Kilpatrick introduces ballet technique gradually. He does it in a way that focuses on exercises that engage more of the boys’ entire bodies.
“What happens is that when they’re in a room with 12 other guys all doing exactly the same thing they’re doing, they immediately think maybe this isn’t so bad after all,” Kilpatrick said.
In the early years, Kilpatrick recalled some parents confiding in him that they were worried their son might experience trouble in the schoolyard if his friends found out he was a dancer. “I never hear that any more at all,” Kirkpatrick said in an interview.
Arts Umbrella now has three boys only programs for ages six to 11. They’re designed to be taken over three years to introduce boys to the basics of ballet before they move on to join the girls. Each year, about 10 to 14 boys join the programs. By the second year, half to 60 per cent return. By the third year, three or four will move onto the regular program. “But once they do that, they’re hooked,” he said. “Dance becomes a big part of their life.”
In an interview Burton said he took ballet classes at the local community centre when he was younger but nothing really stuck until he took Kilpatrick’s Boys Only class. “In the beginning, it was more athletic to get us engaged,” he said. “We did things like running around the stage and doing leap-frog. Slowly they integrated more of the technique into the class.”

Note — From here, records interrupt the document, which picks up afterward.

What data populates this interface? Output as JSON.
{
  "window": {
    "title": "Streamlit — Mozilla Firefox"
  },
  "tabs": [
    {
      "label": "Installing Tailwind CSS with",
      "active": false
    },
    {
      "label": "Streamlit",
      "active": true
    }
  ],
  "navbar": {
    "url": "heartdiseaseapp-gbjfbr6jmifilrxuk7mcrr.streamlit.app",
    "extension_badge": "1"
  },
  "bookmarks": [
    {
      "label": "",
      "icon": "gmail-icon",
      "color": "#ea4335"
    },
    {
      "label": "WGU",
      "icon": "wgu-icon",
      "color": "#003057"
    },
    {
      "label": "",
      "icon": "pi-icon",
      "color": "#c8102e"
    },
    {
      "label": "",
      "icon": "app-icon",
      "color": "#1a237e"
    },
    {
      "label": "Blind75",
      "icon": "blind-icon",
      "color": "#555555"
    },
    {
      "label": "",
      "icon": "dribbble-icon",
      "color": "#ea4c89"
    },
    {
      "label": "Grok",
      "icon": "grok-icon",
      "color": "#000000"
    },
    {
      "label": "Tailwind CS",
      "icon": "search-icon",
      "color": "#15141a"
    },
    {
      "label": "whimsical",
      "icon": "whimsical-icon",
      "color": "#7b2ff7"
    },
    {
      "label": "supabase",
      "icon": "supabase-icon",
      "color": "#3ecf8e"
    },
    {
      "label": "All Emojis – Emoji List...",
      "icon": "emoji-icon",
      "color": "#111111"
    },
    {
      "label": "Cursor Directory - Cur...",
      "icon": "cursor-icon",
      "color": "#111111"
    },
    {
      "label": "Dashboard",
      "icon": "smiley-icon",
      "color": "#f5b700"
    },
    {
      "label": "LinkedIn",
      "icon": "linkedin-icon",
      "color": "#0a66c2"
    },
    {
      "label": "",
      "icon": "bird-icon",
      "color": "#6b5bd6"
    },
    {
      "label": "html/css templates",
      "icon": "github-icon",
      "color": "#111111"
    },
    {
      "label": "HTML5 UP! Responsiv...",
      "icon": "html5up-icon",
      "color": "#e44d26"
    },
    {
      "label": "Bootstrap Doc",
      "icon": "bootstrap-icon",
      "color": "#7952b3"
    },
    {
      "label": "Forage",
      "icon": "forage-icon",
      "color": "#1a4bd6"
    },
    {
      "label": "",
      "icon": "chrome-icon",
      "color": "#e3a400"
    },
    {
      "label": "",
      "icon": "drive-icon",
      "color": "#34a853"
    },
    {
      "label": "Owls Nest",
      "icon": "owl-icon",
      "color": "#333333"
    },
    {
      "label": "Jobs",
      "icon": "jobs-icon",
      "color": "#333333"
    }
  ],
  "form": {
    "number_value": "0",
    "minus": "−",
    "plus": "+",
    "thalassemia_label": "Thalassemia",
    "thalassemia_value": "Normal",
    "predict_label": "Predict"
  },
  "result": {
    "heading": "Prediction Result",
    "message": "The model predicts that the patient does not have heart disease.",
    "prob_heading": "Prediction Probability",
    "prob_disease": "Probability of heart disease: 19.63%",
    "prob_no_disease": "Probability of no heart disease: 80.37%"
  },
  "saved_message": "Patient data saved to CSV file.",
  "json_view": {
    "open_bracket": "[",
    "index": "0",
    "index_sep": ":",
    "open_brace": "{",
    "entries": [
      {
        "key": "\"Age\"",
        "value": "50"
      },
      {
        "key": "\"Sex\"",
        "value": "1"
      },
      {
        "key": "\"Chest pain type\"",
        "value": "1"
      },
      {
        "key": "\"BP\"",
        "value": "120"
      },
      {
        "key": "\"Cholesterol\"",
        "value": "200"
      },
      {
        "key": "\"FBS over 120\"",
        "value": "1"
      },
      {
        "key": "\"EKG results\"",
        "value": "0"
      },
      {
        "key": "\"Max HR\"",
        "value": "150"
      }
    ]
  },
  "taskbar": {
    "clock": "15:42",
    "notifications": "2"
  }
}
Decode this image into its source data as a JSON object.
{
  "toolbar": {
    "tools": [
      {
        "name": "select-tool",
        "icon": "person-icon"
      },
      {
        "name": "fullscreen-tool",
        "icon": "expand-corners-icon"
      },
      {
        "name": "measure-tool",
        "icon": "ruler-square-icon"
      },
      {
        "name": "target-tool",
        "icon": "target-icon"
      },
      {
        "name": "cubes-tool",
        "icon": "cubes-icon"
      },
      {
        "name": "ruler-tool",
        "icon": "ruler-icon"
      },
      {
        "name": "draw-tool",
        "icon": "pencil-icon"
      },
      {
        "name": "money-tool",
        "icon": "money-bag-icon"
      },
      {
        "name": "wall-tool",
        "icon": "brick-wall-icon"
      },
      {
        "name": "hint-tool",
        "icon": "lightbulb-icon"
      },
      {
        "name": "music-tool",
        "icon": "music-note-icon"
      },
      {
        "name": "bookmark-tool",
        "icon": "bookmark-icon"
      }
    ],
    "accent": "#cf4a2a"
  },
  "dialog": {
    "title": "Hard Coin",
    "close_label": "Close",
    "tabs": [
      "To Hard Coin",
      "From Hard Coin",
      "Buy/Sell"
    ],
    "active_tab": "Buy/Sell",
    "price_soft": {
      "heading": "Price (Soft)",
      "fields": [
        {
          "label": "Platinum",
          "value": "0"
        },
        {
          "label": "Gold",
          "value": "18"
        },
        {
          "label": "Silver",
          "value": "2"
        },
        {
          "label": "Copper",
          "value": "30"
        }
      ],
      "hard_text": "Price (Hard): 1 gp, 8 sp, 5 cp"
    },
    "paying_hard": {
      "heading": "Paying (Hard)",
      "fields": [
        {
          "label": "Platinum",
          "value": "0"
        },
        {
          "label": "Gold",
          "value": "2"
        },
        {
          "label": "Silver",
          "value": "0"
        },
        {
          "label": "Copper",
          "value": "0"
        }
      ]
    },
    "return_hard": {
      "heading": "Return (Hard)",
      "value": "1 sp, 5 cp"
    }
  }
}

Now in Grade 12, Burton attends Magee secondary in Vancouver where he’s part of a unique sports program that allows him to pursue both his academic education and dance. He goes to school from 7:30 a.m. to 11 a.m. and then heads to Arts Umbrella from 12:30 p.m. to 4 p.m. With additional dancing Wednesday evening and Sunday, he ends up dancing about 30 hours week.
Burton said he hasn’t been taunted or teased at school for being a dancer. “At school, the sports program incorporates equestrians, swimmers, gymnasts and dancers that go to other ballet schools. We’re definitely not alone and definitely not treated any worse,” he said. “Definitely people are more accepting. There’s no basis for making fun. It’s what we love doing. I think they recognize that. There’s such a big group of us it’s very supportive.”
It hasn’t all been smooth sailing for Burton. He almost quit dancing entirely when he was in Grades 9 and 10. He grew tired of doing nothing with his free time but dancing. He went through a period when he wanted only to hang out like other teenagers. Now he’s past that, loves dancing and wants to take the new Vancouver Community College-Arts Umbrella two-year dancing program. His goal is to dance professionally.
“If we were forced into a super technical program with one boy in a class of 30 girls, we’d learn not to love it pretty quickly,” he said following a rehearsal for Friday’s graduating program.
“It got me started. I think it’s very smart what they did. It got us to love it.”
© The Vancouver Sun